There was a design school project I did long ago that I really enjoyed. As part of our Adobe Illustrator class we were asked to create a vector illustration of something we found in a book or magazine. I didn’t have to search for long before I found the image I wanted to use. It was an ad for a Hummer H2 that had the most brilliant cobalt blues and yellowy oranges hues. I thought it would be the perfect image to vectorize.
That weekend, I sat down at my desk and, using primarily the pen tool, drew the entire thing in about three hours. I drew the Hummer, the sky, and ground in Illustrator. Then I used the built-in textures, gradients, and transparencies, and made what I considered at the time, to be my very best work.
I remember being so proud of my illustration. It looked amazing. When I graduated design school, it was by far my favorite piece in my portfolio. For years following design school I always remembered how great of a job I did on that vector drawing, though I didn’t actually look at it again until only a few years ago. And that was a shock.
Not What I Remembered
It took a bit of a search to find where I had stored my old design school projects files. When I found the Hummer illustration, I stared at it for few minutes, completely confused as to what was staring back at me. It was junk. The shapes were jagged, the lines didn’t blend, the lighting wasn’t uniform, the textures were at the wrong angle, and the gradients were too harsh. I immediately though that must have not been the right file. Maybe this was the rough design I made before the real one? After a bit of searching, I realized that was the correct file. Yikes.
Realizing that after all these years, the project that I was most proud of from design school was really not so great, was not nice. I thought my design skills must really suck for me to think it looked good. But really, I was just looking at my situation in the wrong way.
My design and illustration skills did suck, back then. At the time, this illustration was the best I could do, and that made me proud of it. But looking back now, after over a decade, made me realize how much my skills and eye for design have evolved.
What I Would Change
Doing the exact same design school project again today, there’s much I would do differently.
I would build smoother shapes.
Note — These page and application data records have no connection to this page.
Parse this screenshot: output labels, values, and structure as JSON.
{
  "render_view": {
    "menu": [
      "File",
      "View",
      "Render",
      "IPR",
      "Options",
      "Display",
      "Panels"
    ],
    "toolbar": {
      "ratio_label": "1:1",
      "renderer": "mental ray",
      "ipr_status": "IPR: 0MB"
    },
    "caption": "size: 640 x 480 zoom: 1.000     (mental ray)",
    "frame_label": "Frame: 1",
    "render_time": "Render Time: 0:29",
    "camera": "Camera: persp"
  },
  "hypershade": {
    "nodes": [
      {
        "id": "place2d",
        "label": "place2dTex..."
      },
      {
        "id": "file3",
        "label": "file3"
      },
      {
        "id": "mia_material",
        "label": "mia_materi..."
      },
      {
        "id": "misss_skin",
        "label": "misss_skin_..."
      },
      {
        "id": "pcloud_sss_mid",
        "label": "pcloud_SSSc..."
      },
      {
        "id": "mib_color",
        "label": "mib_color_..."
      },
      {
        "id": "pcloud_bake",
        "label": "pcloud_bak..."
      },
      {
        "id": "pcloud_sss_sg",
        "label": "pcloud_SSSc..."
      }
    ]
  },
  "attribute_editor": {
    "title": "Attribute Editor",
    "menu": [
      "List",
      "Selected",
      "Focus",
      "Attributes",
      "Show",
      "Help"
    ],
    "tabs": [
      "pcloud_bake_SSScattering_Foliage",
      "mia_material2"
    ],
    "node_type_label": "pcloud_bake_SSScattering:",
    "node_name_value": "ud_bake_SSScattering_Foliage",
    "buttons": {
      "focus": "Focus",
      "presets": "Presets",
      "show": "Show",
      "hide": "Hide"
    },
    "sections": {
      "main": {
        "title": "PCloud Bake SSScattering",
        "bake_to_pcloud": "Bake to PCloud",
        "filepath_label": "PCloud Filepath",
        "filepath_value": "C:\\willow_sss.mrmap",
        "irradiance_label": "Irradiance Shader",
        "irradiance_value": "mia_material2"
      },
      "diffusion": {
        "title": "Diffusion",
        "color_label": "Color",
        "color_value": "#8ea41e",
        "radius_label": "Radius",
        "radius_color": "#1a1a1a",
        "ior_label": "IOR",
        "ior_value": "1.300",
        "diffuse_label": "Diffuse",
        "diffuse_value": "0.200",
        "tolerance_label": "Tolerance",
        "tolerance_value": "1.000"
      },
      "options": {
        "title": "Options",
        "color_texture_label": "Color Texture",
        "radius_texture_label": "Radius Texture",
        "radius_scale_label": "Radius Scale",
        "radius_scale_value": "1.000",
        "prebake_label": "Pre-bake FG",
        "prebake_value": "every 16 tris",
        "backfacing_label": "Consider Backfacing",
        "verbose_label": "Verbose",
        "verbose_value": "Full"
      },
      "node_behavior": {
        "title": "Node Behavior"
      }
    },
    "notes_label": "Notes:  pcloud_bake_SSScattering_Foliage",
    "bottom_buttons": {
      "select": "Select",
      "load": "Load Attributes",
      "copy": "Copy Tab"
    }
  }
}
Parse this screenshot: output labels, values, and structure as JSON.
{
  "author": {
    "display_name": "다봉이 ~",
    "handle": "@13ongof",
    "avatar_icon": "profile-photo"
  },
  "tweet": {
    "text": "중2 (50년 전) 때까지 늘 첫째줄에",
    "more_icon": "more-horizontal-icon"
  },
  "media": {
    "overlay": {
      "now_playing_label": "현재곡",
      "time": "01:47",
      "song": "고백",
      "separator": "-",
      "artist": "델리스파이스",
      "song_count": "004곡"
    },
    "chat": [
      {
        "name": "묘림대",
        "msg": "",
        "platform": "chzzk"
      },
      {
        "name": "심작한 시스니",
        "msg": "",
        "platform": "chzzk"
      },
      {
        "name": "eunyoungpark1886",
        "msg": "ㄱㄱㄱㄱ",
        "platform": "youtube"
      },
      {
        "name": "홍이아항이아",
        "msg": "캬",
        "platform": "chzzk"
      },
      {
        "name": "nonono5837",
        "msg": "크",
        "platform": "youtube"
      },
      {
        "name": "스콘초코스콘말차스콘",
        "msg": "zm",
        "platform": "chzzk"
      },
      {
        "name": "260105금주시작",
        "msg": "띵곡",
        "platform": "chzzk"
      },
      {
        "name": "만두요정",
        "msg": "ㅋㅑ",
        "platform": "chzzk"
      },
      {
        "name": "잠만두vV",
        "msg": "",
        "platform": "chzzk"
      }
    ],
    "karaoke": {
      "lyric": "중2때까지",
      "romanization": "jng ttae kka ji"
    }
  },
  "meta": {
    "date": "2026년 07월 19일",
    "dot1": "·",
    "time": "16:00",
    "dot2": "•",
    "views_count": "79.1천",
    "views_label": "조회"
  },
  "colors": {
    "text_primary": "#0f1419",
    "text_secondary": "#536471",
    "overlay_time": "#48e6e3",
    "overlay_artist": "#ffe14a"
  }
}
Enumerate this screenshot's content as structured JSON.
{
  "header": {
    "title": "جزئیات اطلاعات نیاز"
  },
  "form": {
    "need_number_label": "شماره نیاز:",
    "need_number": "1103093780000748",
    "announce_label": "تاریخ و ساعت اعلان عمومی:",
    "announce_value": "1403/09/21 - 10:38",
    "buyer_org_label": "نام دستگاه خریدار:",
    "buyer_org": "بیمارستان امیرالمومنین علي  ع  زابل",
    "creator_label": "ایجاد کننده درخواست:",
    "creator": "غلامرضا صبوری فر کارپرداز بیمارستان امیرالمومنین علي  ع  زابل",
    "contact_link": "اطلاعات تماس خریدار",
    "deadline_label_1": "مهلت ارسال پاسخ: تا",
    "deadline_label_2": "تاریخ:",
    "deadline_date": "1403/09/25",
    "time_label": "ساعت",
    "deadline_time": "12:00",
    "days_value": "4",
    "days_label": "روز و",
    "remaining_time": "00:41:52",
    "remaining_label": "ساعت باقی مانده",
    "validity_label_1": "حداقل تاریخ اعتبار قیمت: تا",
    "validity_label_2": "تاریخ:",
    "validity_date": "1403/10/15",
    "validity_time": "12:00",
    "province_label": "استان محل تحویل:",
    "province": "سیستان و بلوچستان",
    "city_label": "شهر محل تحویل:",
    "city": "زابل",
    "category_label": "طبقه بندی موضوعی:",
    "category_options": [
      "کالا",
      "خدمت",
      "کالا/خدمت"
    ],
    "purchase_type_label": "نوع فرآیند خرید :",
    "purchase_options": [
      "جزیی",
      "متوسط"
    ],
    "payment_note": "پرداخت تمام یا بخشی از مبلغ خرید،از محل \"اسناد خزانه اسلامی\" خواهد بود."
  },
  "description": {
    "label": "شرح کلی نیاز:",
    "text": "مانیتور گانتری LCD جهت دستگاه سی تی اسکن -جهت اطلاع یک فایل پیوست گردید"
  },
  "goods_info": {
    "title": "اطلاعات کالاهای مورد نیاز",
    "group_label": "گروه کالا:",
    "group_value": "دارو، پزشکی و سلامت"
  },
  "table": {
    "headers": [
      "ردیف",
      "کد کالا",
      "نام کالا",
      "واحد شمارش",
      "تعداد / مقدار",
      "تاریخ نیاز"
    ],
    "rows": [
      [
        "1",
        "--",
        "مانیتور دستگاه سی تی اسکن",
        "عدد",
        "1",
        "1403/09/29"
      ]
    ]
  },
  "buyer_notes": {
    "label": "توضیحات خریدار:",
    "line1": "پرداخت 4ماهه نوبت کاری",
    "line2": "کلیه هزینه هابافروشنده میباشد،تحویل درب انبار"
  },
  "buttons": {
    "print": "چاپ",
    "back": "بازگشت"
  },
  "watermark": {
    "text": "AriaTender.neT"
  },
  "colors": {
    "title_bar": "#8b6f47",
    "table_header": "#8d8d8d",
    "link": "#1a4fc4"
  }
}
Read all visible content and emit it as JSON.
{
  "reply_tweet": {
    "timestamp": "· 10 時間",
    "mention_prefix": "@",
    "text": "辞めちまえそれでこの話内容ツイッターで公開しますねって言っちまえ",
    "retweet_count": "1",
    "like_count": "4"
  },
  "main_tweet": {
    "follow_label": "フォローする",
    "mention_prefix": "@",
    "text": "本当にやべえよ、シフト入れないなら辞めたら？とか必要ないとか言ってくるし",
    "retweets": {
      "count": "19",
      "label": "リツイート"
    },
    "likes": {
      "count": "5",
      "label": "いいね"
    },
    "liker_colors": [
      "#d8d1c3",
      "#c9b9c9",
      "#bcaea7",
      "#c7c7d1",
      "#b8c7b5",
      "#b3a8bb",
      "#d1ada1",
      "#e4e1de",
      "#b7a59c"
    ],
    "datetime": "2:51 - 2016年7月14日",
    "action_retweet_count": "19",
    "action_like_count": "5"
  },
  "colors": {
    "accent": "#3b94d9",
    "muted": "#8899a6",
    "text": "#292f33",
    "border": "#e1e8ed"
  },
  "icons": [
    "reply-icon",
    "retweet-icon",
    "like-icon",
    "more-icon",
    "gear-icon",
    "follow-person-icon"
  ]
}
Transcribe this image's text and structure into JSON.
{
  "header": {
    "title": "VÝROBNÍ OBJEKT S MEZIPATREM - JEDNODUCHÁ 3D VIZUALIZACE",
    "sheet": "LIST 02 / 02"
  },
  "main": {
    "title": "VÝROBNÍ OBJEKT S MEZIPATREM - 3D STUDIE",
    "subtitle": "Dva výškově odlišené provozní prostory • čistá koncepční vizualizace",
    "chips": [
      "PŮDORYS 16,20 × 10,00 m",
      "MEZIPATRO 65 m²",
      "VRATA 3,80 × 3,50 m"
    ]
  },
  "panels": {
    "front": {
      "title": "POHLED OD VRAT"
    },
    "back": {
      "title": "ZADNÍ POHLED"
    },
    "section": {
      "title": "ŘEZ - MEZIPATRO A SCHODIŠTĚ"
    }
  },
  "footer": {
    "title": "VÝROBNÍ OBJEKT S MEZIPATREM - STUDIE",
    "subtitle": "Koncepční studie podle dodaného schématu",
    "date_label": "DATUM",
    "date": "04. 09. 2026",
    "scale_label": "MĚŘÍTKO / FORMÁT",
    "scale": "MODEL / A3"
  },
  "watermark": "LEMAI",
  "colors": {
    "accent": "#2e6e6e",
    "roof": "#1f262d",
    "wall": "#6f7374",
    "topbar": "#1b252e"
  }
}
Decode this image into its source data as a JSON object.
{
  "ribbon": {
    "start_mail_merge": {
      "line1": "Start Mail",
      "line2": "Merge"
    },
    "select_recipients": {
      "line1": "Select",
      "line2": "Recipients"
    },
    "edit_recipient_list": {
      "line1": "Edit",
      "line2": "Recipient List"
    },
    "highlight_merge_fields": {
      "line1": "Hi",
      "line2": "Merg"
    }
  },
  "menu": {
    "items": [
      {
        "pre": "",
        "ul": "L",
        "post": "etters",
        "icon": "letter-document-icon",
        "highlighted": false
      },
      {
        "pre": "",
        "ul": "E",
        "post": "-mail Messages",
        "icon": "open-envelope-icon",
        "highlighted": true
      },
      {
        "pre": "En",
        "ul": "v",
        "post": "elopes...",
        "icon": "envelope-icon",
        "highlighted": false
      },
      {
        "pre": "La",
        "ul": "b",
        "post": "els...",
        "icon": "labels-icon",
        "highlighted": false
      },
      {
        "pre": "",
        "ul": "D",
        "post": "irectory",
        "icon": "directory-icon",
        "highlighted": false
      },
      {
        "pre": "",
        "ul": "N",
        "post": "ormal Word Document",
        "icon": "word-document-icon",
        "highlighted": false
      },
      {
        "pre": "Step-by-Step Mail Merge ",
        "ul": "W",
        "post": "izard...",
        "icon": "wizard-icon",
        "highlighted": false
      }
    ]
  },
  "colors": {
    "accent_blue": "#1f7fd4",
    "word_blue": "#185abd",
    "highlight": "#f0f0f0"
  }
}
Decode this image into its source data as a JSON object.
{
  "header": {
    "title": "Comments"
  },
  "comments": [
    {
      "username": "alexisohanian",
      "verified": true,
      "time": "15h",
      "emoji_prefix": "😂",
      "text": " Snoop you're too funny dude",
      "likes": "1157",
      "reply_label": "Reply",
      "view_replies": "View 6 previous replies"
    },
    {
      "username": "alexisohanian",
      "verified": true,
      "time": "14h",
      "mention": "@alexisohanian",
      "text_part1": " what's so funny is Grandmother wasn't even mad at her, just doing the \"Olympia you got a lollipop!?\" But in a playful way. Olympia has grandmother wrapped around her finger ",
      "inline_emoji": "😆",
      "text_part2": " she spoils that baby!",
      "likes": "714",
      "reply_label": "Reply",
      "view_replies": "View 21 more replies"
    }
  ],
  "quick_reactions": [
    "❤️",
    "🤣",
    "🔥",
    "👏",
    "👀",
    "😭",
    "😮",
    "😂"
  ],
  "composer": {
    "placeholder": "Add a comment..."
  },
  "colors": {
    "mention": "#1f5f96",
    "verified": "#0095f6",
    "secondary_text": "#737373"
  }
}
Instead of two colour gradients, I could use a freeform gradient or layer different gradiated colours on top of each other with blend effects. I would hand draw textures, especially on the wheels and ground. More time would be spent on detailing and adding in the finer features to make the illustration more realistic. I would tone down the colours so they were closer to the original ad, since the toned down hues are less jarring. I could add more shapes to indicate a metallic finish as well. Certainly, I would spend more time on the sky.
I don’t actually plan on redoing the Hummer illustration. That ship has sailed. But I enjoy looking back and seeing how it could be improved. Being able to critically analyze my own work is a skill I’m glad to have.
Revisiting an Old Design School Project – In Summary
It was weird to see how skewed the memory of my old design school project was. Although, I suppose that since it was my very first Illustrator project, that makes sense. It was my first year of design school and I still had so much to learn.
Have you noticed how much you’ve grown as a designer by critiquing your old work? Are you shocked at how bad your student work was? (Or is it just me?) Let me know in the comments below!
Photo by Stefen Tan on Unsplash